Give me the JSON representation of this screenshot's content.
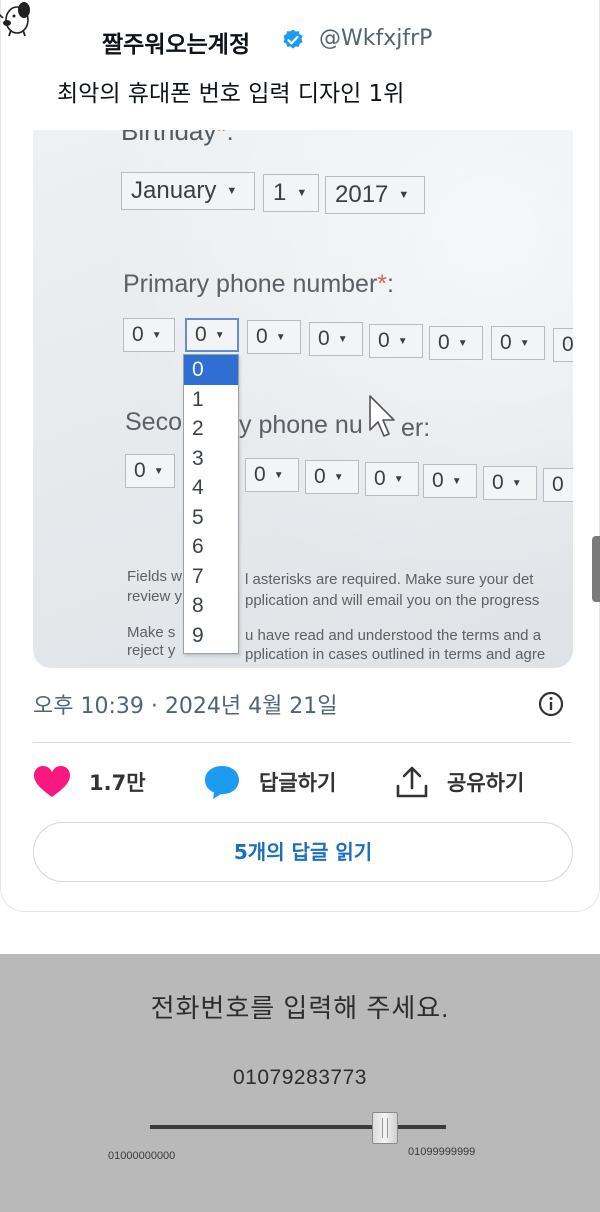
{
  "tweet": {
    "display_name": "짤주워오는계정",
    "handle": "@WkfxjfrP",
    "text": "최악의 휴대폰 번호 입력 디자인 1위",
    "timestamp": "오후 10:39 · 2024년 4월 21일",
    "likes": "1.7만",
    "reply_label": "답글하기",
    "share_label": "공유하기",
    "read_replies_label": "5개의 답글 읽기",
    "icons": {
      "avatar": "snoopy-avatar-icon",
      "verified": "verified-badge-icon",
      "info": "info-icon",
      "like": "heart-icon",
      "reply": "speech-bubble-icon",
      "share": "share-upload-icon"
    },
    "colors": {
      "like": "#f91880",
      "reply": "#1d9bf0",
      "link": "#1d6fb9",
      "verified": "#1d9bf0"
    }
  },
  "photo": {
    "birthday_label": "Birthday",
    "birthday_month": "January",
    "birthday_day": "1",
    "birthday_year": "2017",
    "primary_label": "Primary phone number",
    "primary_digits": [
      "0",
      "0",
      "0",
      "0",
      "0",
      "0",
      "0",
      "0"
    ],
    "secondary_label_left": "Seco",
    "secondary_label_right": "y phone nu",
    "secondary_label_end": "er:",
    "secondary_digits": [
      "0",
      "0",
      "0",
      "0",
      "0",
      "0",
      "0"
    ],
    "dropdown_options": [
      "0",
      "1",
      "2",
      "3",
      "4",
      "5",
      "6",
      "7",
      "8",
      "9"
    ],
    "dropdown_selected": "0",
    "fine_print": [
      {
        "left": "Fields w",
        "right": "l asterisks are required. Make sure your det"
      },
      {
        "left": "review y",
        "right": "pplication and will email you on the progress"
      },
      {
        "left": "Make s",
        "right": "u have read and understood the terms and a"
      },
      {
        "left": "reject y",
        "right": "pplication in cases outlined in terms and agre"
      }
    ]
  },
  "slider_ui": {
    "title": "전화번호를 입력해 주세요.",
    "value": "01079283773",
    "min_label": "01000000000",
    "max_label": "01099999999",
    "fraction": 0.7928
  }
}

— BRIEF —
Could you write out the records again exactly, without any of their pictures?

— RESPONSE TO THE EXERCISE —
Give me the JSON representation of this screenshot's content.
{
  "tweet": {
    "display_name": "짤주워오는계정",
    "handle": "@WkfxjfrP",
    "text": "최악의 휴대폰 번호 입력 디자인 1위",
    "timestamp": "오후 10:39 · 2024년 4월 21일",
    "likes": "1.7만",
    "reply_label": "답글하기",
    "share_label": "공유하기",
    "read_replies_label": "5개의 답글 읽기",
    "icons": {
      "avatar": "snoopy-avatar-icon",
      "verified": "verified-badge-icon",
      "info": "info-icon",
      "like": "heart-icon",
      "reply": "speech-bubble-icon",
      "share": "share-upload-icon"
    },
    "colors": {
      "like": "#f91880",
      "reply": "#1d9bf0",
      "link": "#1d6fb9",
      "verified": "#1d9bf0"
    }
  },
  "photo": {
    "birthday_label": "Birthday",
    "birthday_month": "January",
    "birthday_day": "1",
    "birthday_year": "2017",
    "primary_label": "Primary phone number",
    "primary_digits": [
      "0",
      "0",
      "0",
      "0",
      "0",
      "0",
      "0",
      "0"
    ],
    "secondary_label_left": "Seco",
    "secondary_label_right": "y phone nu",
    "secondary_label_end": "er:",
    "secondary_digits": [
      "0",
      "0",
      "0",
      "0",
      "0",
      "0",
      "0"
    ],
    "dropdown_options": [
      "0",
      "1",
      "2",
      "3",
      "4",
      "5",
      "6",
      "7",
      "8",
      "9"
    ],
    "dropdown_selected": "0",
    "fine_print": [
      {
        "left": "Fields w",
        "right": "l asterisks are required. Make sure your det"
      },
      {
        "left": "review y",
        "right": "pplication and will email you on the progress"
      },
      {
        "left": "Make s",
        "right": "u have read and understood the terms and a"
      },
      {
        "left": "reject y",
        "right": "pplication in cases outlined in terms and agre"
      }
    ]
  },
  "slider_ui": {
    "title": "전화번호를 입력해 주세요.",
    "value": "01079283773",
    "min_label": "01000000000",
    "max_label": "01099999999",
    "fraction": 0.7928
  }
}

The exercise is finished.